## TASK TO CARRY OUT
All lines in the material containing the word "this" need to be copied.

────────────────────

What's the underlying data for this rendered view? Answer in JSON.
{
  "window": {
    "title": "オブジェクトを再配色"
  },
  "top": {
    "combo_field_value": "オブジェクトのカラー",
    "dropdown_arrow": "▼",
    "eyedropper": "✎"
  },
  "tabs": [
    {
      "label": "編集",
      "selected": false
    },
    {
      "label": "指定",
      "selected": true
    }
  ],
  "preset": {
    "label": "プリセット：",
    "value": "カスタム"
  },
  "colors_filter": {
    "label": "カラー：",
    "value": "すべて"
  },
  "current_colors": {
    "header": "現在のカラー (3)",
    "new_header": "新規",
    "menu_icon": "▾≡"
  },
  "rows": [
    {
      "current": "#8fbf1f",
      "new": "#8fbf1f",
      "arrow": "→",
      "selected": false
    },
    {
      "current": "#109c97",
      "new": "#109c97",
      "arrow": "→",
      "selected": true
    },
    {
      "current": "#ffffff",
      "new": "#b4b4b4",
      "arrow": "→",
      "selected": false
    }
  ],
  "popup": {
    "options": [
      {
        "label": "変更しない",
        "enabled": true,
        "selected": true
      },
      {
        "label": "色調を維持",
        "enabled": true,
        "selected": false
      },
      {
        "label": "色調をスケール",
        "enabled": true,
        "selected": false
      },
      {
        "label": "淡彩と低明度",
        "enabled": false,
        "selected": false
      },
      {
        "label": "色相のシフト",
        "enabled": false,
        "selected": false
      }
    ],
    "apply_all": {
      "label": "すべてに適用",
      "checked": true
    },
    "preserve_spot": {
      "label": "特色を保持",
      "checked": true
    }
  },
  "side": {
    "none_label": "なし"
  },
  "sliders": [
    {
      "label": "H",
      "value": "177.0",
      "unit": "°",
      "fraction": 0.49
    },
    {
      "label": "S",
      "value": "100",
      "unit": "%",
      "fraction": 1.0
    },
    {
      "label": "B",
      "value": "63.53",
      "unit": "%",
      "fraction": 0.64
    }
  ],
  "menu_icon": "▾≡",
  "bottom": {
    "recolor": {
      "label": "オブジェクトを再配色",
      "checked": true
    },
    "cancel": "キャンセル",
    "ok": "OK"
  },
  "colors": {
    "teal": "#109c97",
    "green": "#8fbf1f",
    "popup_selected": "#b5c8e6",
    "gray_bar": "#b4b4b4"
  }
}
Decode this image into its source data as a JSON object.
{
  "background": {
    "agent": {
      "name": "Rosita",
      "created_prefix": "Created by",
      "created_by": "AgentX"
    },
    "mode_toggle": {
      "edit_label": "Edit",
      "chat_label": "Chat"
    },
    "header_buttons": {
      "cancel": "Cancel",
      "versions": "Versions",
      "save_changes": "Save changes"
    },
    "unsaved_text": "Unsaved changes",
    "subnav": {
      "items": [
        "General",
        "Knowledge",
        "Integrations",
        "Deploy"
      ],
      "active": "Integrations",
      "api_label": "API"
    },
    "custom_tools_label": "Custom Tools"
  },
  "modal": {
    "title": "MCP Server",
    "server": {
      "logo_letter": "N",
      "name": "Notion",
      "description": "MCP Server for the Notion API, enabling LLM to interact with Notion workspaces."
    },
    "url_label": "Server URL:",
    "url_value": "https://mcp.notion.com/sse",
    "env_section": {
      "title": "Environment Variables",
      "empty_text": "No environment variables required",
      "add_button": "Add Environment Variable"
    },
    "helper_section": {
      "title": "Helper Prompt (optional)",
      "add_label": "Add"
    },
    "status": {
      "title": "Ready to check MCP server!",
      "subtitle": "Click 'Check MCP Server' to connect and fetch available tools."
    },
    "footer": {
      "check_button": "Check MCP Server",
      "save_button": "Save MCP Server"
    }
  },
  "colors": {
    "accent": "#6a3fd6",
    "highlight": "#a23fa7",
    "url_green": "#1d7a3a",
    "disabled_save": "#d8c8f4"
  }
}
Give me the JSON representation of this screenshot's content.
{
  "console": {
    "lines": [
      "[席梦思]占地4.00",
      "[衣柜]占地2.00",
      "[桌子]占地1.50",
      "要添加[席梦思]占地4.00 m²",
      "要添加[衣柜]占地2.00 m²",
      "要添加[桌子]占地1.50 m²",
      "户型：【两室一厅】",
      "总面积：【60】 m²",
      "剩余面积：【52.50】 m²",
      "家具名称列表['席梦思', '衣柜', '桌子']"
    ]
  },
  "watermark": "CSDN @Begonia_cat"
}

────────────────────

## EXERCISE OUTPUT
What's the underlying data for this rendered view? Answer in JSON.
Decode this image into its source data as a JSON object.
Give me the JSON representation of this screenshot's content.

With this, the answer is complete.